EXERCISE OBJECTIVE:
Each entry that follows should be retyped in full and exactly.

==== RECORDS SHOWN ====

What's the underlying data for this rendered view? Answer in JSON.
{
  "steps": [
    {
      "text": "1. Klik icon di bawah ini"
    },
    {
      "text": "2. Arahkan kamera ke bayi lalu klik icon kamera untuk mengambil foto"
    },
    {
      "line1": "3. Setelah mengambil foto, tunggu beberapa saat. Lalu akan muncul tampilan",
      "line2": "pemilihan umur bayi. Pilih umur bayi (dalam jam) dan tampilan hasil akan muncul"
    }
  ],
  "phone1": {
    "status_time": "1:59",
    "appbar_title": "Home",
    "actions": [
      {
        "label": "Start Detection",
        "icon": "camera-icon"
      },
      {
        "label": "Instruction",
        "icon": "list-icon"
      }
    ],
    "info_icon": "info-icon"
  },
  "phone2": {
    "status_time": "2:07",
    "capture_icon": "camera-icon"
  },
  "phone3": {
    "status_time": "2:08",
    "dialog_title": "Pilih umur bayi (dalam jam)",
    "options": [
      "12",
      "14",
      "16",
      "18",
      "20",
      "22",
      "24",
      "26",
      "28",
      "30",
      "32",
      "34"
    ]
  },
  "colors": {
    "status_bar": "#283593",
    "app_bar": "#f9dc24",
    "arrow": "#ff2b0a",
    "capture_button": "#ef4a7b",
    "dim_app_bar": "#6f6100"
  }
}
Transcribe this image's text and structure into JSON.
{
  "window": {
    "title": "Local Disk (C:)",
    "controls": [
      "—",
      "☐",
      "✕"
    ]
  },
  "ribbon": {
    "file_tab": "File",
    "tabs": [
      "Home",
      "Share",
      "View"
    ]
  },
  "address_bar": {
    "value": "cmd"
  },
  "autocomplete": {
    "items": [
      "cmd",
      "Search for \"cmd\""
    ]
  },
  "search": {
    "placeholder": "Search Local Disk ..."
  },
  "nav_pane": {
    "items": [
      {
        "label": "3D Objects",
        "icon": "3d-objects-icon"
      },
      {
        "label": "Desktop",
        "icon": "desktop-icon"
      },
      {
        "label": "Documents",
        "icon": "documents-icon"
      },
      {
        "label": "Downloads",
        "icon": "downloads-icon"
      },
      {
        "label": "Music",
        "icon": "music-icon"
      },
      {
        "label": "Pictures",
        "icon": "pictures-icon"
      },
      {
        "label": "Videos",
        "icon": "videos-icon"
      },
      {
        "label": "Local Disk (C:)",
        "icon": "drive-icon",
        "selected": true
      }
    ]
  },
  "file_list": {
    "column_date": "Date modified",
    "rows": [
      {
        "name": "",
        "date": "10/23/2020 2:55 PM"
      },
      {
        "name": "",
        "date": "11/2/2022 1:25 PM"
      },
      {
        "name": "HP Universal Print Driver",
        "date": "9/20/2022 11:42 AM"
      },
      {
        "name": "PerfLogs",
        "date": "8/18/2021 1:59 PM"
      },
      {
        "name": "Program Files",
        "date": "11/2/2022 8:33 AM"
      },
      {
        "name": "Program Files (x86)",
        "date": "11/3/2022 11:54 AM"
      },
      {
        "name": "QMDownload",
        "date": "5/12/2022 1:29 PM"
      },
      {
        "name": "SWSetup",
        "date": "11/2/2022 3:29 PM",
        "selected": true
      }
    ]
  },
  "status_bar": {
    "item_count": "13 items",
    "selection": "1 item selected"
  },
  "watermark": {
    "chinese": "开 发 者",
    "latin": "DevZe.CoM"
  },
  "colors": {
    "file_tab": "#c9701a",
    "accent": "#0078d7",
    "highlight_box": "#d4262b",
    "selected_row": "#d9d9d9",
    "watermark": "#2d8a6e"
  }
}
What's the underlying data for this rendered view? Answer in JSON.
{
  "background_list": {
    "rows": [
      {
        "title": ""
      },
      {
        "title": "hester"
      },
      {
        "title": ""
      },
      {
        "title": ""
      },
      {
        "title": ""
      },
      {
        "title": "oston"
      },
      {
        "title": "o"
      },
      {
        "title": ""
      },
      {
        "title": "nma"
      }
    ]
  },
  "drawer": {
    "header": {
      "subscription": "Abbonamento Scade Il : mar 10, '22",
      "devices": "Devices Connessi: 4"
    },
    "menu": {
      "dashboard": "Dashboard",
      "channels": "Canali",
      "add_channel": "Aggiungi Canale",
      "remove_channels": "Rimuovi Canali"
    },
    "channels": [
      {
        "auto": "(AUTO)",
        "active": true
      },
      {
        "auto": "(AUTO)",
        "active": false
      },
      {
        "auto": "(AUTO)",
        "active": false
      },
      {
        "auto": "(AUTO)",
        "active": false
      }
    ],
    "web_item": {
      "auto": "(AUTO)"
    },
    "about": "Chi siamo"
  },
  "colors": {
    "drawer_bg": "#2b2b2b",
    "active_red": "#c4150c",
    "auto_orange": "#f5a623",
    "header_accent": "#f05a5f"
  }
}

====

YOUR SOLUTION:
What's the underlying data for this rendered view? Answer in JSON.
{
  "steps": [
    {
      "text": "1. Klik icon di bawah ini"
    },
    {
      "text": "2. Arahkan kamera ke bayi lalu klik icon kamera untuk mengambil foto"
    },
    {
      "line1": "3. Setelah mengambil foto, tunggu beberapa saat. Lalu akan muncul tampilan",
      "line2": "pemilihan umur bayi. Pilih umur bayi (dalam jam) dan tampilan hasil akan muncul"
    }
  ],
  "phone1": {
    "status_time": "1:59",
    "appbar_title": "Home",
    "actions": [
      {
        "label": "Start Detection",
        "icon": "camera-icon"
      },
      {
        "label": "Instruction",
        "icon": "list-icon"
      }
    ],
    "info_icon": "info-icon"
  },
  "phone2": {
    "status_time": "2:07",
    "capture_icon": "camera-icon"
  },
  "phone3": {
    "status_time": "2:08",
    "dialog_title": "Pilih umur bayi (dalam jam)",
    "options": [
      "12",
      "14",
      "16",
      "18",
      "20",
      "22",
      "24",
      "26",
      "28",
      "30",
      "32",
      "34"
    ]
  },
  "colors": {
    "status_bar": "#283593",
    "app_bar": "#f9dc24",
    "arrow": "#ff2b0a",
    "capture_button": "#ef4a7b",
    "dim_app_bar": "#6f6100"
  }
}
Transcribe this image's text and structure into JSON.
{
  "window": {
    "title": "Local Disk (C:)",
    "controls": [
      "—",
      "☐",
      "✕"
    ]
  },
  "ribbon": {
    "file_tab": "File",
    "tabs": [
      "Home",
      "Share",
      "View"
    ]
  },
  "address_bar": {
    "value": "cmd"
  },
  "autocomplete": {
    "items": [
      "cmd",
      "Search for \"cmd\""
    ]
  },
  "search": {
    "placeholder": "Search Local Disk ..."
  },
  "nav_pane": {
    "items": [
      {
        "label": "3D Objects",
        "icon": "3d-objects-icon"
      },
      {
        "label": "Desktop",
        "icon": "desktop-icon"
      },
      {
        "label": "Documents",
        "icon": "documents-icon"
      },
      {
        "label": "Downloads",
        "icon": "downloads-icon"
      },
      {
        "label": "Music",
        "icon": "music-icon"
      },
      {
        "label": "Pictures",
        "icon": "pictures-icon"
      },
      {
        "label": "Videos",
        "icon": "videos-icon"
      },
      {
        "label": "Local Disk (C:)",
        "icon": "drive-icon",
        "selected": true
      }
    ]
  },
  "file_list": {
    "column_date": "Date modified",
    "rows": [
      {
        "name": "",
        "date": "10/23/2020 2:55 PM"
      },
      {
        "name": "",
        "date": "11/2/2022 1:25 PM"
      },
      {
        "name": "HP Universal Print Driver",
        "date": "9/20/2022 11:42 AM"
      },
      {
        "name": "PerfLogs",
        "date": "8/18/2021 1:59 PM"
      },
      {
        "name": "Program Files",
        "date": "11/2/2022 8:33 AM"
      },
      {
        "name": "Program Files (x86)",
        "date": "11/3/2022 11:54 AM"
      },
      {
        "name": "QMDownload",
        "date": "5/12/2022 1:29 PM"
      },
      {
        "name": "SWSetup",
        "date": "11/2/2022 3:29 PM",
        "selected": true
      }
    ]
  },
  "status_bar": {
    "item_count": "13 items",
    "selection": "1 item selected"
  },
  "watermark": {
    "chinese": "开 发 者",
    "latin": "DevZe.CoM"
  },
  "colors": {
    "file_tab": "#c9701a",
    "accent": "#0078d7",
    "highlight_box": "#d4262b",
    "selected_row": "#d9d9d9",
    "watermark": "#2d8a6e"
  }
}
What's the underlying data for this rendered view? Answer in JSON.
{
  "background_list": {
    "rows": [
      {
        "title": ""
      },
      {
        "title": "hester"
      },
      {
        "title": ""
      },
      {
        "title": ""
      },
      {
        "title": ""
      },
      {
        "title": "oston"
      },
      {
        "title": "o"
      },
      {
        "title": ""
      },
      {
        "title": "nma"
      }
    ]
  },
  "drawer": {
    "header": {
      "subscription": "Abbonamento Scade Il : mar 10, '22",
      "devices": "Devices Connessi: 4"
    },
    "menu": {
      "dashboard": "Dashboard",
      "channels": "Canali",
      "add_channel": "Aggiungi Canale",
      "remove_channels": "Rimuovi Canali"
    },
    "channels": [
      {
        "auto": "(AUTO)",
        "active": true
      },
      {
        "auto": "(AUTO)",
        "active": false
      },
      {
        "auto": "(AUTO)",
        "active": false
      },
      {
        "auto": "(AUTO)",
        "active": false
      }
    ],
    "web_item": {
      "auto": "(AUTO)"
    },
    "about": "Chi siamo"
  },
  "colors": {
    "drawer_bg": "#2b2b2b",
    "active_red": "#c4150c",
    "auto_orange": "#f5a623",
    "header_accent": "#f05a5f"
  }
}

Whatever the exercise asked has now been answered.